11. Fawcett JK, Scott JE. A rapid and precise method for the determination of urea. J Clin Pathol. 1960; 13: 156-59.

12. Seldak J, Lindsay RH. Estimation of total, protein-bound, and nonprotein sulfhydryl groups in tissue with ellman’s reagent. Anal Biochem. 1968; 25: 192-205.

13. Placer J, Cushman LJ, Johnson CB. Estimation of product of lipid peroxidation (malonyl dialdehyde) in biochemical systems. Anal Biochem. 1966; 16: 359-64.

14. Abdel-Raheem IT, El-Sherbiny GA, Taye A. Green tea ameliorates renal oxidative damage induced by gentamicin in rats. Pakistan J Pharm Sci. 2010; 23: 21-28.

15. Atessahin A, Karahan I, Yilmaz S, Ceribasi AO, Princci I. The effect of manganese chloride on gentamicin-induced nephrotoxicity in rats. Pharm Res. 2003; 48: 637-42.

16. Begum NA, Dewan JF, Nahar N, Mamun MIR. Effect of n-hexane extract of Nigella sativa on gentamicin-induced nephrotoxicity in rats.
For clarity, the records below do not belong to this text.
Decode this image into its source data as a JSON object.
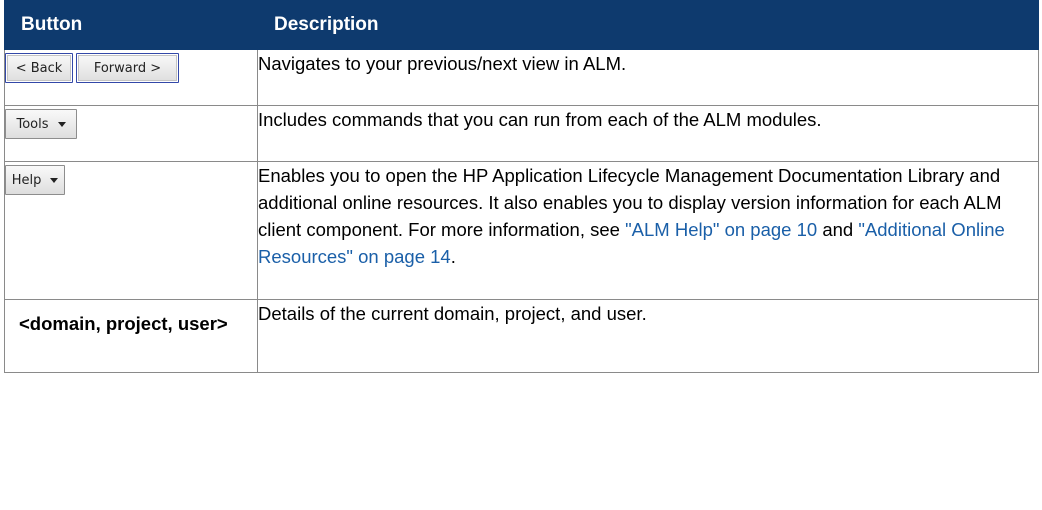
{
  "table": {
    "headers": [
      "Button",
      "Description"
    ],
    "rows": {
      "nav": {
        "back_label": "< Back",
        "forward_label": "Forward >",
        "description": "Navigates to your previous/next view in ALM."
      },
      "tools": {
        "label": "Tools",
        "icon": "chevron-down-icon",
        "description": "Includes commands that you can run from each of the ALM modules."
      },
      "help": {
        "label": "Help",
        "icon": "chevron-down-icon",
        "description_part1": "Enables you to open the HP Application Lifecycle Management Documentation Library and additional online resources. It also enables you to display version information for each ALM client component. For more information, see ",
        "link1": "\"ALM Help\" on page 10",
        "description_and": " and ",
        "link2": "\"Additional Online Resources\" on page 14",
        "description_end": "."
      },
      "context": {
        "label": "<domain, project, user>",
        "description": "Details of the current domain, project, and user."
      }
    }
  },
  "colors": {
    "header_bg": "#0e3a6e",
    "link": "#1a5fa8"
  }
}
Bangladesh J Pharmacol. 2006; 1: 16-20.

17. Sushma N, Devasena T. Aqueous extract of Trigonella foenum-graecum (fenugreek) prevents cypermethrin-induced hepatotoxicity and nephrotoxicity. Human Exp Toxicol. 2010; 29: 311–19.

18. Houghton DC, Hartnett M, Campbell-Boswell M, Porter G, Bennett W. A light and electron microscopic analysis of gentamicin nephrotoxicity in rats. Am J Pathol. 1976; 82: 589-612.

19. Bag AK, Mumtaz SF. Hepatoprotective and nephroprotective activity of hydroalcoholic extract of Ipomoea staphylina leaves. Bangladesh J Pharmacol. 2013; 8: 263-68.

20. Ullah N, Khan MA, Khan T, Ahmad W. Bioactive traditional plant Cinnamomum zeylanicum successfully combat against nephrotoxic effects of aminoglycosides. Bangladesh J Pharmacol. 2013; 8: 15-21.

21. Saleem U, Ali N, Ahmad B. Protective and curative effects of Cestrum nocturnum on rabbit kidney. Bangladesh J Pharmacol. 2017; 12: 284-91.